Chaplin’s Modern Times was a silent film, an unusual sight in the burgeoning era of “talkies,” or films with synchronized human voices. Chaplin felt that the art of filmmaking was already at its peak and that adding additional features such as voice into the film would detract from the overall comedic experience. Chaplin’s best known character, “the tramp,” was an ideal example of how portrayal of emotions and dialogue between characters could occur without voice. It wasn’t the lack of available technology that prompted Chaplin to stay with the age-old tactics, but actually a protest against the so-called machinery of “progress” that began to rule over the lives of humans in the film.

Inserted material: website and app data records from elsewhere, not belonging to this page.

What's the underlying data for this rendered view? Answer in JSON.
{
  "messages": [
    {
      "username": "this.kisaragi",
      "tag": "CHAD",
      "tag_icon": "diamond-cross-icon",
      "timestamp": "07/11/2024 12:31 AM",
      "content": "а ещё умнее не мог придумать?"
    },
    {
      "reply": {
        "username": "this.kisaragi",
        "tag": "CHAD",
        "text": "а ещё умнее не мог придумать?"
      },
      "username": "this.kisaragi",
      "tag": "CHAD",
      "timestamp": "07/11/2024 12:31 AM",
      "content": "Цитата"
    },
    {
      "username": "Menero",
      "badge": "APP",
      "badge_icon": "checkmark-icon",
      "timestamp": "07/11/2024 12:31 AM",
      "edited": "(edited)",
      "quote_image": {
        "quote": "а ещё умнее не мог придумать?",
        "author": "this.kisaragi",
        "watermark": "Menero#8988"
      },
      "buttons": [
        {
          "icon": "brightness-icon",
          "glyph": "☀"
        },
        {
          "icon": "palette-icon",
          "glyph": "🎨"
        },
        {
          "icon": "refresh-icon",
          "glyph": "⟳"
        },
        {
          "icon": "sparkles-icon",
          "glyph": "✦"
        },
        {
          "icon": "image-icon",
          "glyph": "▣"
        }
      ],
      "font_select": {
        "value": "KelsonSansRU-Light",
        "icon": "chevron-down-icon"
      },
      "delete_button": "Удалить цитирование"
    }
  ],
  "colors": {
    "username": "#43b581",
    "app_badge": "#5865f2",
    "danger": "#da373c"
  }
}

Chaplin viewed the era of machinery as controlling and dehumanizing. The factory where Charlie works is dark and depressing, with no windows or view of the outside world. The workers are covered in dirty grease, signifying a harsh working environment. The machines in the factory are large, dirty, and crude devices, capable of huge forces and seemingly towering over the humans like obsessive supervisors. The workers toil in mundane jobs all day, such as tightening two bolts on a metal plate, while the manager pulls a lever to control how fast the...
Join Now to View Premium Content
GradeSaver provides access to 741 study guide PDFs and quizzes, 4427 literature essays, 1449 sample college application essays, 183 lesson plans, and ad-free surfing in this premium content, “Members Only” section of the site! Membership includes a 10% discount on all editing orders.
Already a member? Log in